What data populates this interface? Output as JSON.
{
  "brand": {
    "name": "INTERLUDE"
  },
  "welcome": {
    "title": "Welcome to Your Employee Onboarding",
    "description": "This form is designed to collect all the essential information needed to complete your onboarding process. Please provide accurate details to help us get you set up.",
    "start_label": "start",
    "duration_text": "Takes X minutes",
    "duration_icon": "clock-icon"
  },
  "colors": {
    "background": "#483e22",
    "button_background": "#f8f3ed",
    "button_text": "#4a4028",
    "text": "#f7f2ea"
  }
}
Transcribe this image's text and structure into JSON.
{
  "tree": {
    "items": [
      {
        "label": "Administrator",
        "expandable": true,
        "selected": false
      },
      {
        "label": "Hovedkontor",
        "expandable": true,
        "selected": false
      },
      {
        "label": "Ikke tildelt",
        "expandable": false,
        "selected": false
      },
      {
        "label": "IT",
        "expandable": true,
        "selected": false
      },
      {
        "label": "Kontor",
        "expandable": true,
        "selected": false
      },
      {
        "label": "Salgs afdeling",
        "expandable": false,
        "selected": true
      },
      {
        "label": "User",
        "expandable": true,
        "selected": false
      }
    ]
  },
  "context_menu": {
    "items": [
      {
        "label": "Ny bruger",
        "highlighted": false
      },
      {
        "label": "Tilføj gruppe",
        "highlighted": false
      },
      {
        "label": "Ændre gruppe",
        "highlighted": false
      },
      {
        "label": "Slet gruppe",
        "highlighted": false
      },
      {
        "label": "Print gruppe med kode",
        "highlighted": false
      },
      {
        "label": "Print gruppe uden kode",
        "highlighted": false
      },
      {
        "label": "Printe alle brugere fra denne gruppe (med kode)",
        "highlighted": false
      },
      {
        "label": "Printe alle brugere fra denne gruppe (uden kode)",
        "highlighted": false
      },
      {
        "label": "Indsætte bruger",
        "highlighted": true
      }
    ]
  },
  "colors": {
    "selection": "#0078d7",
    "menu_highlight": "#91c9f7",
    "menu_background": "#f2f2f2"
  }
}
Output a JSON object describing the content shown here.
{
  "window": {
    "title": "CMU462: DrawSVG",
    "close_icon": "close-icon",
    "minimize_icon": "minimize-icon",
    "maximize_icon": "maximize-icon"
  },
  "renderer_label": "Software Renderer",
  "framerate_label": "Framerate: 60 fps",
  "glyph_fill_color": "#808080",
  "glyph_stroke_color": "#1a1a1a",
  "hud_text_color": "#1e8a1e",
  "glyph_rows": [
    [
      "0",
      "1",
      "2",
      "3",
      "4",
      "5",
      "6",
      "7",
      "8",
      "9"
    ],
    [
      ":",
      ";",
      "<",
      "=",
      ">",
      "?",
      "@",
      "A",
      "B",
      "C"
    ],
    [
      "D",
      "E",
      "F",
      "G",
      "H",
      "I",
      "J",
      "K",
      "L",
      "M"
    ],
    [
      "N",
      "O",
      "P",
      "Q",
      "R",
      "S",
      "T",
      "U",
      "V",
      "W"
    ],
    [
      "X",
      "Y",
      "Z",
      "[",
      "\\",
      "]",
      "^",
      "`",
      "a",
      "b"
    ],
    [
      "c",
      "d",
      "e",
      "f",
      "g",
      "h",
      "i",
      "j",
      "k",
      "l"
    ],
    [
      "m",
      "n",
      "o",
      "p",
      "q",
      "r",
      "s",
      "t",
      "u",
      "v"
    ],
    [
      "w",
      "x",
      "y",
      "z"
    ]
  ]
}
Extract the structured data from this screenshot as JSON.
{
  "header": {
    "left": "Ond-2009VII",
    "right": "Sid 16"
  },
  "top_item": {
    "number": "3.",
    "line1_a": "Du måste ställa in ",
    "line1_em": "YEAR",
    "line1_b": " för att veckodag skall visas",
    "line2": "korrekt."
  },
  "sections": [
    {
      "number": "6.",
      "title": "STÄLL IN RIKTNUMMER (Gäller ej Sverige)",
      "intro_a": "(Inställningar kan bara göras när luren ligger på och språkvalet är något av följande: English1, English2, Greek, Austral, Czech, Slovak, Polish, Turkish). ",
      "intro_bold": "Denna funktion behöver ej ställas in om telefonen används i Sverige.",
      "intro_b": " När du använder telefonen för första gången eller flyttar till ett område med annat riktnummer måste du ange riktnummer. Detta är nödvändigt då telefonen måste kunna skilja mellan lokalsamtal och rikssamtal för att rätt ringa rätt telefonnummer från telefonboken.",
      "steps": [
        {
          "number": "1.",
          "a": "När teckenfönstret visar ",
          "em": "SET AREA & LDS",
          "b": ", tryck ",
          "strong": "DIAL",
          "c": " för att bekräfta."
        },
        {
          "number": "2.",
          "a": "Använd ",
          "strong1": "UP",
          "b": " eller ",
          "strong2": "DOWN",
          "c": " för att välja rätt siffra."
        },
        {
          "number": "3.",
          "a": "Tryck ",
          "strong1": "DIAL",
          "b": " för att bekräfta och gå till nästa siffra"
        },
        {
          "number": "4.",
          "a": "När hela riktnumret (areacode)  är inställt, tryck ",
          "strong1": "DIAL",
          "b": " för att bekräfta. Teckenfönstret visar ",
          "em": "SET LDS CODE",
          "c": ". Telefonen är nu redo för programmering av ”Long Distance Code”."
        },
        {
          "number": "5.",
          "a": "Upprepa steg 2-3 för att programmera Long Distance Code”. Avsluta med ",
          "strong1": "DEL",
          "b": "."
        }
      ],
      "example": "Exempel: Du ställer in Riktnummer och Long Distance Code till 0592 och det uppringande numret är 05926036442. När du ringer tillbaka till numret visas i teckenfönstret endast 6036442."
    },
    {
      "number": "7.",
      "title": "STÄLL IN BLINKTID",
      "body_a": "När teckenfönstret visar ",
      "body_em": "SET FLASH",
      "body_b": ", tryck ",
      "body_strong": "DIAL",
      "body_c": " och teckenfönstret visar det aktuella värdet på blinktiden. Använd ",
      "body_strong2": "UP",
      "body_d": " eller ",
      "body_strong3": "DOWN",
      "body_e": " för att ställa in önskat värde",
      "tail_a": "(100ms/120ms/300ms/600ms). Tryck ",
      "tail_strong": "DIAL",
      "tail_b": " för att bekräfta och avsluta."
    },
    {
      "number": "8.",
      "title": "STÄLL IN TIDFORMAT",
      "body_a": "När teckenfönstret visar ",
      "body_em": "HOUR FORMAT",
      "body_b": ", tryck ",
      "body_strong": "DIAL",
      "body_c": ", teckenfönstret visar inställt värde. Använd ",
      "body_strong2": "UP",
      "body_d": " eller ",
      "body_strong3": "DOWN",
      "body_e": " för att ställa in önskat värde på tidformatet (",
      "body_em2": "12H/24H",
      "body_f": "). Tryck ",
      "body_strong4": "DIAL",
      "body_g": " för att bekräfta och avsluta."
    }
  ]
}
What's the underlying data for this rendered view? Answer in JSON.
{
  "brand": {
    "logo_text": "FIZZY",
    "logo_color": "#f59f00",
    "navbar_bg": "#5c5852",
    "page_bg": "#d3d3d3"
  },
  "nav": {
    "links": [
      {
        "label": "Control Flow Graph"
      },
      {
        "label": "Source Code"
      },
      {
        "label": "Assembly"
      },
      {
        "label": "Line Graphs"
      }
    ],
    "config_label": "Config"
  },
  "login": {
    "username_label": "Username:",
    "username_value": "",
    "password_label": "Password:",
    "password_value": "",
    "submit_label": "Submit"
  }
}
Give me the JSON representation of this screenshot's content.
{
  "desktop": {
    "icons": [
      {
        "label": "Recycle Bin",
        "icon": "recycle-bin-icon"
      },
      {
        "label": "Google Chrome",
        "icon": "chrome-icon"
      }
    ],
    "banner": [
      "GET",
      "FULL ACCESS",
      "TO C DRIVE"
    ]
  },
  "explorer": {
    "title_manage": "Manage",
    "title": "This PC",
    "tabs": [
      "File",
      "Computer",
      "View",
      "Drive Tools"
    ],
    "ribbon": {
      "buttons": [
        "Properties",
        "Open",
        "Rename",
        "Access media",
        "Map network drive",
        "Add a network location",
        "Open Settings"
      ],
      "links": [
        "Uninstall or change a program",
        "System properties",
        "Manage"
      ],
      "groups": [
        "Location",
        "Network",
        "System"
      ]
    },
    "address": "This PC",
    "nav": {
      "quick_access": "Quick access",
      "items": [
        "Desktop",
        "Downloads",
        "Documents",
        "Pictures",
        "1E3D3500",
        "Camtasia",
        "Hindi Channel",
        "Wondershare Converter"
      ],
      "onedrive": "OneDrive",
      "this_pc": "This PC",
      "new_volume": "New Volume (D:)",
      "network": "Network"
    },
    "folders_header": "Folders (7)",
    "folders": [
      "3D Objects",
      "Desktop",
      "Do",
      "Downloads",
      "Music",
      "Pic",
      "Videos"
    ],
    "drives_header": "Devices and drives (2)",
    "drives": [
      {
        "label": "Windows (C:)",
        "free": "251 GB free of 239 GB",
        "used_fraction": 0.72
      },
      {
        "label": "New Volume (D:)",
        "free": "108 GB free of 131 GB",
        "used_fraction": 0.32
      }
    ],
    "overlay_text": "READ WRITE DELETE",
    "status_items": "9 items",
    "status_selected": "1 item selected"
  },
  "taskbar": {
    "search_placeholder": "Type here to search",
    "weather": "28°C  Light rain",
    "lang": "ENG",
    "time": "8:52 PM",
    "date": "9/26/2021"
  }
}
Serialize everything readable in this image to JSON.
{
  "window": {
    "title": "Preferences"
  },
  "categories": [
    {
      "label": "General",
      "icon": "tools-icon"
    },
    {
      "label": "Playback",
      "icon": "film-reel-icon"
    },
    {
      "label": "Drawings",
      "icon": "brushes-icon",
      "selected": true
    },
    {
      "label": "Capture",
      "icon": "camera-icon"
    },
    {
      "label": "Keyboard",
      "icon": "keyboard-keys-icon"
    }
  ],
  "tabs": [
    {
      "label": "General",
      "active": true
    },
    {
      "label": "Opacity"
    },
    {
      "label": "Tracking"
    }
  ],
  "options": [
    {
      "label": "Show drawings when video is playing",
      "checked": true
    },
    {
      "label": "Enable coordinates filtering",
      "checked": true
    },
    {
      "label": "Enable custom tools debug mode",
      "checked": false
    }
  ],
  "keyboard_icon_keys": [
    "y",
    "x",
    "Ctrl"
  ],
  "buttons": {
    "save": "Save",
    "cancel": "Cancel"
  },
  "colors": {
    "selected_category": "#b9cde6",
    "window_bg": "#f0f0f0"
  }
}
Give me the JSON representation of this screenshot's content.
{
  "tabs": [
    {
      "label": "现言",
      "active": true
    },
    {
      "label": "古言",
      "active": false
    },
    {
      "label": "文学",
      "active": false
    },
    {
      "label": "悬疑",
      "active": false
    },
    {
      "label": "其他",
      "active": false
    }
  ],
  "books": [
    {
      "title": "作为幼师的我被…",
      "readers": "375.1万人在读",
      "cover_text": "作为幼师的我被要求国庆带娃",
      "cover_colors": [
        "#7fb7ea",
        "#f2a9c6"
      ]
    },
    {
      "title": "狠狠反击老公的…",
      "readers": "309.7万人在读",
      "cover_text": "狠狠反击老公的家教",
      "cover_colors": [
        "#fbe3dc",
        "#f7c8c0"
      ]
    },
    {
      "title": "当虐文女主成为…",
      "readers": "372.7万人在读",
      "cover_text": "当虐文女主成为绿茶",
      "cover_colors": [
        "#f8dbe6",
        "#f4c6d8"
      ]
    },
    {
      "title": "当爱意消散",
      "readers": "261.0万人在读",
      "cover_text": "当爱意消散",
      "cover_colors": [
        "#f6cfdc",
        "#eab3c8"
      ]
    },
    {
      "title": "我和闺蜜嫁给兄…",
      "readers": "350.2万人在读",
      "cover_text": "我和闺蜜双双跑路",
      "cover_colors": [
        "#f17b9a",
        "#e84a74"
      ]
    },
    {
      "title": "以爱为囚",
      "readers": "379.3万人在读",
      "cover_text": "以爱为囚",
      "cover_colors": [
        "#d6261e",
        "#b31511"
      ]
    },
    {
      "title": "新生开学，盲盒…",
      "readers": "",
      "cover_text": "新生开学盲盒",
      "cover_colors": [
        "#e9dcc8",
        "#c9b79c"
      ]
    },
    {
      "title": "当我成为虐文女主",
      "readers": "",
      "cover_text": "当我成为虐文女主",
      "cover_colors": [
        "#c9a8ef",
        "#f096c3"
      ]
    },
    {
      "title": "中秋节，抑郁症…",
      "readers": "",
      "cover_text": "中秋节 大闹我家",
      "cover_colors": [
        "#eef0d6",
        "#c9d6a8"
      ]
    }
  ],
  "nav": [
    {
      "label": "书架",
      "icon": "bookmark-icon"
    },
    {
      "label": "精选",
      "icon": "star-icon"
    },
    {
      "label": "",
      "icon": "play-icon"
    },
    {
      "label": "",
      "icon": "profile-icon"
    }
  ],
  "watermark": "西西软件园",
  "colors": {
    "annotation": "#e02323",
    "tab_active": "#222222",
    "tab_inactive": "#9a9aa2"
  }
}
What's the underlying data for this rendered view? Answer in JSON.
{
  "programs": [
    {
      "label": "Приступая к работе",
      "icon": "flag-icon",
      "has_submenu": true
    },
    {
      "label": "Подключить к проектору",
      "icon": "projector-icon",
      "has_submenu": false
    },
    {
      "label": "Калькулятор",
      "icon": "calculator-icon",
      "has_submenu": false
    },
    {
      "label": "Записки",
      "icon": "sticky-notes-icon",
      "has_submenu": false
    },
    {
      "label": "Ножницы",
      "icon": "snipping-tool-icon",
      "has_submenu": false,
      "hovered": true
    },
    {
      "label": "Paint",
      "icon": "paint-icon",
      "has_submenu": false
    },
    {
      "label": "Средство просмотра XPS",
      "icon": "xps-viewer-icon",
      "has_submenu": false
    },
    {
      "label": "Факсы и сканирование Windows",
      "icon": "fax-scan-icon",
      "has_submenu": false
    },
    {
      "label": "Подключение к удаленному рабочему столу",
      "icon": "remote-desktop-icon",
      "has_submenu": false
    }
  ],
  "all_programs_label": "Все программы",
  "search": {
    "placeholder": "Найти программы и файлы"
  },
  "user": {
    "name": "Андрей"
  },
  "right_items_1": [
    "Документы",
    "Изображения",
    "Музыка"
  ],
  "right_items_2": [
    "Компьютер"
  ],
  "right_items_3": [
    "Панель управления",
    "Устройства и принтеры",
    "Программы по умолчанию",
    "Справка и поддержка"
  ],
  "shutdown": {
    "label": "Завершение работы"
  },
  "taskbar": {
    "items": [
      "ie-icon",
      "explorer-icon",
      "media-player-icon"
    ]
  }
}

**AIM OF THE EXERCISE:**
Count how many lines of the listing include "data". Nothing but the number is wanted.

**RESULT BELOW:**
4